Then there are his surprising and inventive details. Inexpensive, too. Like the pedestal he made from stacked concrete pavers. Or a simple grouping of terra cotta pots. In almost every corner there’s something that makes you say, “Oh, wow. What a great idea. I could do that.”
Sarah: I could steal that, you mean. Barry’s eye for finding objects that he knows would look good in the garden is so inspiring.
His collection of spheres, placed just so, and oversized marbles tucked away in a corner. When you come across these things, they are tiny discoveries.
His creativity is so apparent when he uses objects in ways they weren’t designed for. That kind of thinking separates the good from the great. Putting metal obelisks along the top of his fence, for instance, rather than sticking them in the ground. Then repeating them along the length of the fence to say, “I did that on purpose.”
Helen: Repetition. One of the elements of good design.
And the secret woodland garden in the back. You mentioned how you like the layering.
Sarah: Yes, the way his perennials and shrubs are interplanted with medium shrubs and higher small trees really adds that three dimensional feel – like you’re in a little magical forest.
Helen: Uh huh. A great gardener considers the dimension “Up,” making use of all those levels and planes beyond the flat.
Sarah: I also love how he kept the old pale blue door as the entrance gate to the secret back garden. Others would have ripped door out and put it in the trash. But seeing that old blue door there reminds me of summers past and people banging through it. It has a place of honour at the end of the garden, inviting you to go through and explore.
Helen: I’m glad we went, and I’m actually glad it was raining so we had it more to ourselves. Barry’s such a lovely guy who takes an obvious delight in gardening and in people who like gardening, too.
He said he didn’t like it when people told him that looking at his garden made them feel depressed… that’s not the effect he wanted it to have at all. I feel uplifted when I come here. There are so many things about this garden that any of us could achieve.
[Open Gardens Toronto continues throughout the summer.
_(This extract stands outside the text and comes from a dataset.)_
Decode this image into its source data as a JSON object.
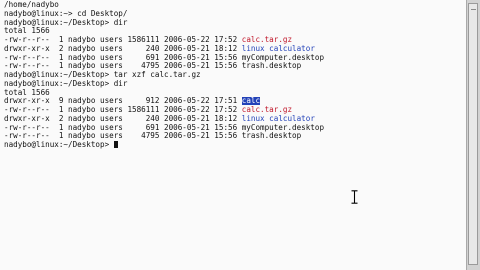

We bought passports so we won’t miss anything.]
I love all the contrasts in the garden–color, texture, shapes. Very nice.
This is a wonderful post! It not only gives us a tour of a beautiful garden, but also unpacks the design elements that make it so beautiful — such a great education for those of us who don't have a good intuitive sense of design. Thanks. -Jean
I love the multiple use of stone and rock in this design. Natural elements add such interest to a garden — they blend in unobtrusively while still adding an exciting feature. Great ideas, here.
I feel like I walked through this garden with the both of you (something I WISH I could do!) – thanks for the eloquent writing, and the gorgeous photos. I particularly enjoy how you break down this garden into it's different elements, explaining why each one works so well…beautifully done!
Helen, I love how you wrote this. So good. Post full of good information wittily written. Thanks for stopping by my blog today too.~~Dee
Love the she said, she said, tone of this post. Barrys garden is magical, there is so much going on I didn't even notice the obelisks on top of the fence, I shall have to look for that next time.
I visited Barry's Garden about two years ago. I'll never forget those beech trees. A beautiful garden all around and you have done a lovely job guiding us through it.
It's nice to see all the diversity. That agave is very picturesque.
I don't get why people would tell him they are depressed after seeing his garden…out of jealousy/inadequacy? I enjoyed your dialogue. Another idea for what makes a garden great: a great gardener.
Christine in Alaska
A truly wonderful post about my favourite gardener.
loved the conversation taking us through Barry's much-loved garden